Feb 25, 2019

Dorothy Johnson-Speight visits the grave of her son, Khaaliq Jabbar Johnson, in Philadelphia on Monday, May 9, 2016. Johnson was killed in a shooting in 2001
Credit Matt Rourke / AP Photo

Earlier this month, several Kalamazoo-area advocacy groups came together to honor the memory of those who have died from gun violence. 

The Annual Service of Remembrance and Action is in its fifth year. Reverend Linda MacDonald is one of the event’s organizers.

“What this service is about is assuring everybody that their loved one is remembered, and that they are remembered as a family member, and that together we have a way that we can work, so that their loved one will not have died in vain.”

MacDonald says that gun violence survivors and those who have lost someone often feel isolated. Events like the Service of Remembrance and Action are places where those affected can be a part of a supportive community.

“I think the thing about gun violence of any kind, whether its suicide or somebody dying in a homicide situation, or an unintentional shooting, is that at some level, the people left behind feel that they should have been able to stop it,” MacDonald says. “And so they feel shame about it, they’re afraid to talk about it. Our society doesn’t want people to talk about it, the gun lobby doesn’t want anybody talking about it, that’s for sure.”

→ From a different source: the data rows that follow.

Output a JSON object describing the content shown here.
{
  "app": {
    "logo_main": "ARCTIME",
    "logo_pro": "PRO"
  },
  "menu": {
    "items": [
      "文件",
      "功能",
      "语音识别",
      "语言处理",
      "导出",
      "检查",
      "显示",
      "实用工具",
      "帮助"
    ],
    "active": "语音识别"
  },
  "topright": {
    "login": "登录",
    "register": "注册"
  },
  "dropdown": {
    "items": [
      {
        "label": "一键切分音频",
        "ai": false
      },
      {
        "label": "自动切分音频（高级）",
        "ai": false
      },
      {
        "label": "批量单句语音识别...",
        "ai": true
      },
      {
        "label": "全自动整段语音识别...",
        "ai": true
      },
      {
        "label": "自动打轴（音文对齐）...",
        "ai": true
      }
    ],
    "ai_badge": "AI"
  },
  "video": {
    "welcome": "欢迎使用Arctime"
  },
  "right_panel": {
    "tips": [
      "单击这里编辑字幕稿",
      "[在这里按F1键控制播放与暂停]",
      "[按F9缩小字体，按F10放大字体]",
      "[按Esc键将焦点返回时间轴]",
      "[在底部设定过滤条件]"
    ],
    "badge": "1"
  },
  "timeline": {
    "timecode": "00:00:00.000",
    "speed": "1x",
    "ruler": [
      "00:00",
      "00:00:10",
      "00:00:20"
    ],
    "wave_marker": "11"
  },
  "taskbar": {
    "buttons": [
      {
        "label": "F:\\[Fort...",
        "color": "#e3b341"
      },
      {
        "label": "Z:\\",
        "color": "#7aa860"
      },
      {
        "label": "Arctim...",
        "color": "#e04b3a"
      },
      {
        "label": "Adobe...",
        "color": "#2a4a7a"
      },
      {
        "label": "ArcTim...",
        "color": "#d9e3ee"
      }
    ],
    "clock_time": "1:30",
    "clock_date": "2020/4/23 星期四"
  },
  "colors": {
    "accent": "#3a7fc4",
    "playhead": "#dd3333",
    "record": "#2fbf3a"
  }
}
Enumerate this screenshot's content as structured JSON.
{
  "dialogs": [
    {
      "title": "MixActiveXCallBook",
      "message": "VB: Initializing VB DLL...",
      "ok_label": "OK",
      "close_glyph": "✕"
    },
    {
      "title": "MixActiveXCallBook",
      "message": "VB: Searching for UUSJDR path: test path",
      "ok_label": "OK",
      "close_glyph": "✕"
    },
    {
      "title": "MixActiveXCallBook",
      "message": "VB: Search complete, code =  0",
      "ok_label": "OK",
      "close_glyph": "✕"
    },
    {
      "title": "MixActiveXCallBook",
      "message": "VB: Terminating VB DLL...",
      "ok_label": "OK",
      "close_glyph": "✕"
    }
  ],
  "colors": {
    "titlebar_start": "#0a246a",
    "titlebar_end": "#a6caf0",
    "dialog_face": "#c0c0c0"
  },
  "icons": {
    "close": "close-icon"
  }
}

MacDonald is also a part of the local Mom’s Demand Action group, that started just before the mass shooting in Kalamazoo County in 2016. MacDonald says violence in the United States continues, and noted events that took place prior to this month’s service.

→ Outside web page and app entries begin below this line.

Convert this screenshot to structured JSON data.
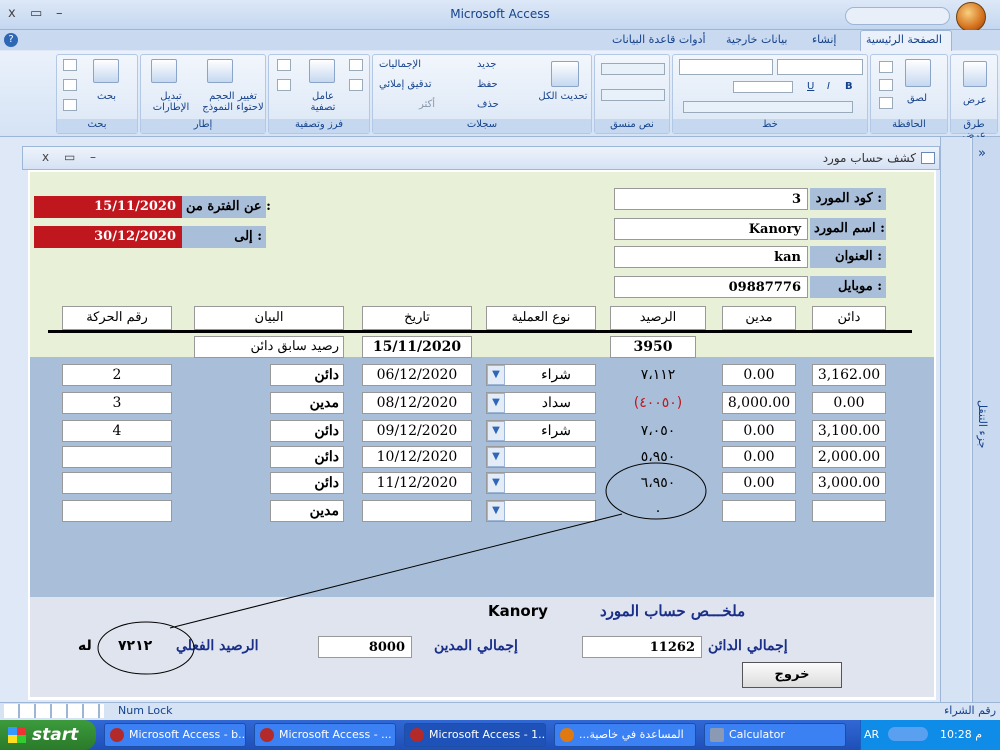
{
  "window": {
    "title": "Microsoft Access",
    "close_glyph": "x",
    "restore_glyph": "▭",
    "min_glyph": "–",
    "help_glyph": "?"
  },
  "ribbon_tabs": [
    "الصفحة الرئيسية",
    "إنشاء",
    "بيانات خارجية",
    "أدوات قاعدة البيانات"
  ],
  "ribbon": {
    "views": {
      "btn": "عرض",
      "group": "طرق عرض"
    },
    "clipboard": {
      "paste": "لصق",
      "group": "الحافظة"
    },
    "font": {
      "group": "خط",
      "bold": "B",
      "italic": "I",
      "underline": "U"
    },
    "rich_text": {
      "group": "نص منسق"
    },
    "records": {
      "refresh": "تحديث الكل",
      "new": "جديد",
      "save": "حفظ",
      "delete": "حذف",
      "totals": "الإجماليات",
      "spelling": "تدقيق إملائي",
      "more": "أكثر",
      "group": "سجلات"
    },
    "sort_filter": {
      "filter": "عامل تصفية",
      "group": "فرز وتصفية"
    },
    "window": {
      "size_to_fit": "تغيير الحجم لاحتواء النموذج",
      "switch": "تبديل الإطارات",
      "group": "إطار"
    },
    "find": {
      "find": "بحث",
      "group": "بحث"
    }
  },
  "form": {
    "title": "كشف حساب مورد",
    "header": {
      "supplier_code_label": "كود المورد :",
      "supplier_code": "3",
      "supplier_name_label": "اسم المورد :",
      "supplier_name": "Kanory",
      "address_label": "العنوان :",
      "address": "kan",
      "mobile_label": "موبايل :",
      "mobile": "09887776",
      "period_from_label": "عن الفترة من :",
      "period_from": "15/11/2020",
      "period_to_label": "إلى :",
      "period_to": "30/12/2020"
    },
    "columns": {
      "credit": "دائن",
      "debit": "مدين",
      "balance": "الرصيد",
      "op_type": "نوع العملية",
      "date": "تاريخ",
      "statement": "البيان",
      "move_no": "رقم الحركة"
    },
    "opening": {
      "balance": "3950",
      "date": "15/11/2020",
      "statement": "رصيد سابق دائن"
    },
    "rows": [
      {
        "credit": "3,162.00",
        "debit": "0.00",
        "balance": "٧،١١٢",
        "op_type": "شراء",
        "date": "06/12/2020",
        "statement": "دائن",
        "move_no": "2"
      },
      {
        "credit": "0.00",
        "debit": "8,000.00",
        "balance": "(٤٠٠٥٠)",
        "op_type": "سداد",
        "date": "08/12/2020",
        "statement": "مدين",
        "move_no": "3"
      },
      {
        "credit": "3,100.00",
        "debit": "0.00",
        "balance": "٧،٠٥٠",
        "op_type": "شراء",
        "date": "09/12/2020",
        "statement": "دائن",
        "move_no": "4"
      },
      {
        "credit": "2,000.00",
        "debit": "0.00",
        "balance": "٥،٩٥٠",
        "op_type": "",
        "date": "10/12/2020",
        "statement": "دائن",
        "move_no": ""
      },
      {
        "credit": "3,000.00",
        "debit": "0.00",
        "balance": "٦،٩٥٠",
        "op_type": "",
        "date": "11/12/2020",
        "statement": "دائن",
        "move_no": ""
      },
      {
        "credit": "",
        "debit": "",
        "balance": "٠",
        "op_type": "",
        "date": "",
        "statement": "مدين",
        "move_no": ""
      }
    ],
    "footer": {
      "summary_title": "ملخـــص حساب المورد",
      "summary_name": "Kanory",
      "total_credit_label": "إجمالي الدائن",
      "total_credit": "11262",
      "total_debit_label": "إجمالي المدين",
      "total_debit": "8000",
      "actual_balance_label": "الرصيد الفعلي",
      "actual_balance": "٧٢١٢",
      "actual_suffix": "له",
      "exit": "خروج"
    }
  },
  "nav_pane": {
    "label": "جزء التنقل",
    "collapse": "»"
  },
  "status": {
    "left": "رقم الشراء",
    "num_lock": "Num Lock"
  },
  "taskbar": {
    "start": "start",
    "tasks": [
      "Microsoft Access - b...",
      "Microsoft Access - ...",
      "Microsoft Access - 1...",
      "...المساعدة في خاصية",
      "Calculator"
    ],
    "lang": "AR",
    "clock": "10:28 م"
  },
  "colors": {
    "red_field": "#c0161d",
    "header_bg": "#e8f0d8",
    "detail_bg": "#a9bfd9",
    "negative": "#c0161d"
  }
}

“We planned this service a number of weeks ago, and before we even had the service, before we’ve even commemorated Parkland, we’ve had Aurora, Illinois, had a mass killing at a business, and we’ve had a mass killing in Mississippi, that was on Friday.”

MacDonald says people interested in the issue should join a local gun safety group. She says many organizations can be found at Everytown.org.